Journal of Clinical Immunology

, Volume 25, Issue 2, pp 162–173

Akhil Kakroo

  • Wen-I Lee
  • Ming-Ling Kuo
  • Jing-Long Huang
  • Syh-Jae Lin
  • Cheng-Jang Wu
Article

DOI: 10.1007/s10875-005-2822-2

Cite this article as:
Lee, W., Kuo, M., Huang, J. et al. J Clin Immunol (2005) 25: 162. doi:10.1007/s10875-005-2822-2

Abstract

Recent advances in immunologic techniques have lead to increased recognition of primary immunodeficiencies. A review of patients with suspected immunodeficiencies in a Taiwan tertiary hospital from January 1985 to October 2004 and molecular/genetic analyses done on some patients were investigated. Of the 403 patients selected based on the International Classification of Disease, Ninth Revision, 37 patients with PID (8 females and 29 males) were identified: 17 (46%) with antibody production deficiencies, nine (24%) with defective phagocyte function, four (11%) with combined B and T cell immunodeficiencies, seven (19%) with T cell deficiencies, but none with primary complement deficiencies. Those with secondary immunodeficiencies were excluded from the study. Recurrent sinopulmonary infections (62%) were the most common clinical manifestation, followed by sepsis (57%), severe skin infection (40%), splenomagaly/hepatomegaly (27%), central nervous system dysfunction (22%), chronic diarrhea (22%), and failure to thrive (19%). Seven (19%) patients died, five of infections, one of disseminated intravascular coagulopathy and one of hepatocellular carcinoma. Six novel mutations were found from 11 agreed patients. This is the first report on primary immunodeficiencies in Taiwan covering a 20-year period.
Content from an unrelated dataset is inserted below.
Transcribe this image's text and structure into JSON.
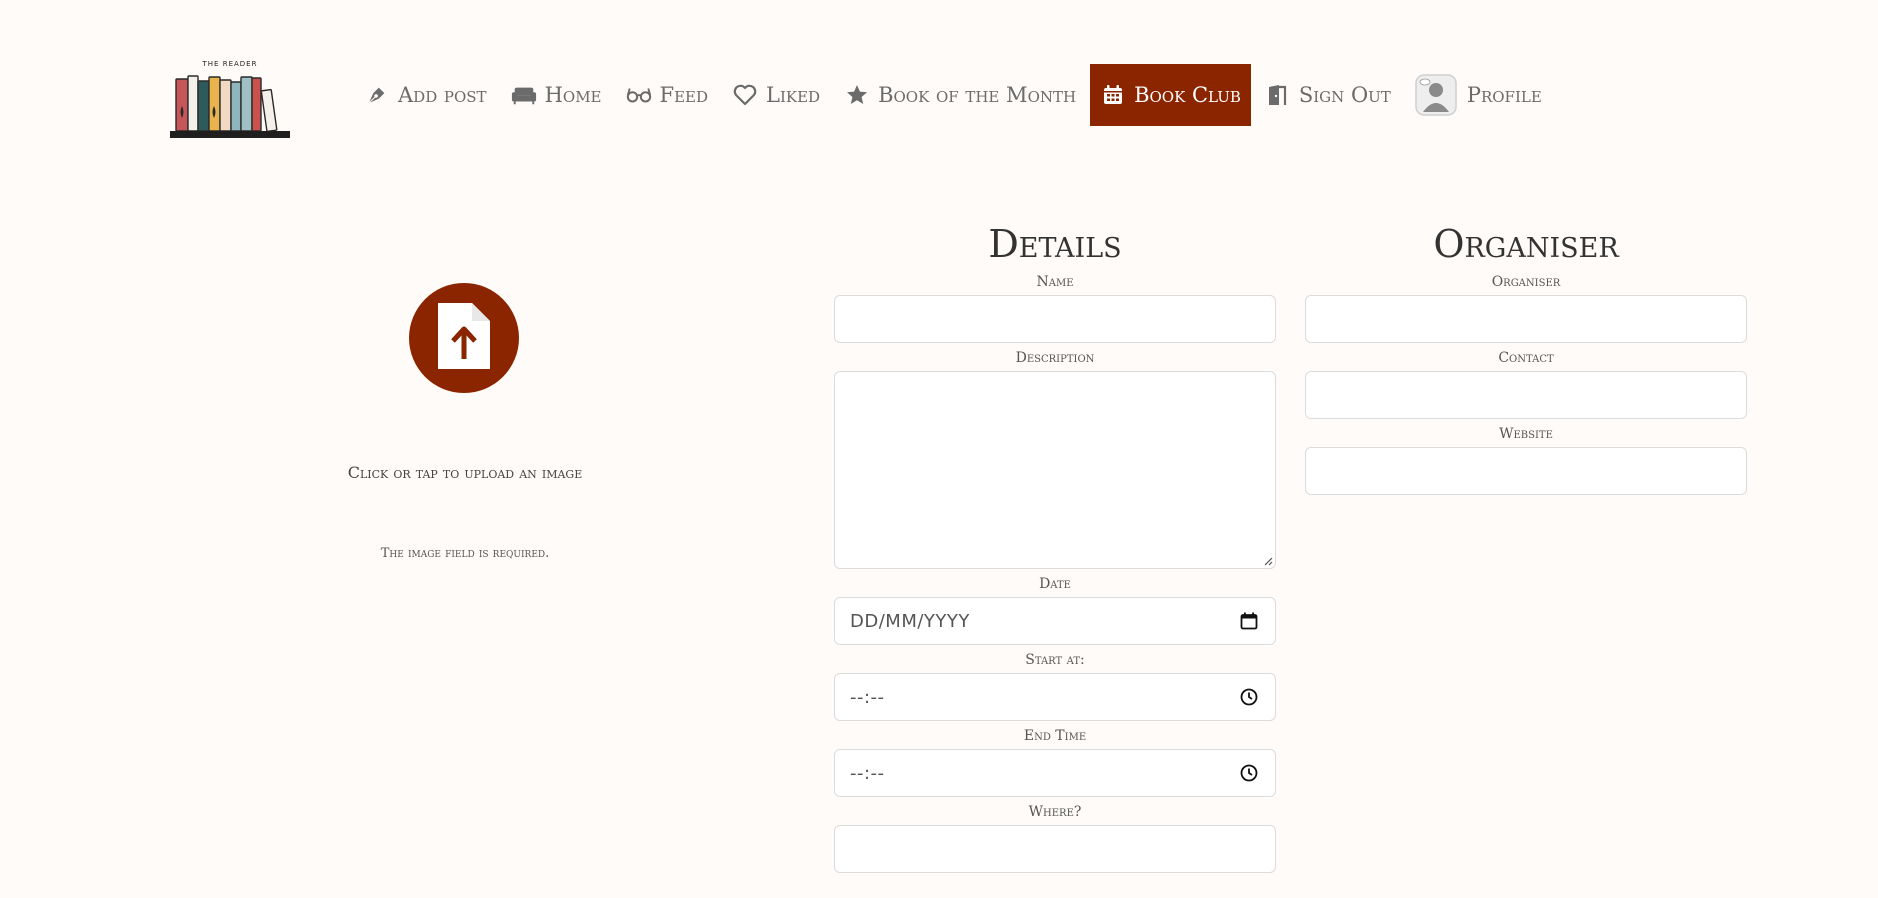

Primary immunodeficiencyagammaglobulinemiarecurrent sinopulmonary infectionsunrelated umbilical cord stem cell transplantationTaiwan

Copyright information

© Springer Science + Business Media, Inc. 2005

Authors and Affiliations

  • Wen-I Lee
    • 1
    • 2
    • 4
  • Ming-Ling Kuo
    • 3
    • 4
  • Jing-Long Huang
    • 2
  • Syh-Jae Lin
    • 2
  • Cheng-Jang Wu
    • 2
  1. 1.Graduate Institute of Clinical Medical SciencesChang Gung University, Chang Gung Children’s HospitalTaiwan
  2. 2.Department of Pediatric Allergy, Immunology and RheumatologyChang Gung University, Chang Gung Children’s HospitalTaiwan
  3. 3.Department of Microbiology and ImmunologyGraduate Institute of Basic Medical Sciences, Chang Gung University, Chang Gung Children’s HospitalTaiwan
  4. 4.Department of Pediatric Allergy, Immunology, and RheumatologyChang Gung University and Chang Gung Children’s HospitalKwei-ShanTaiwan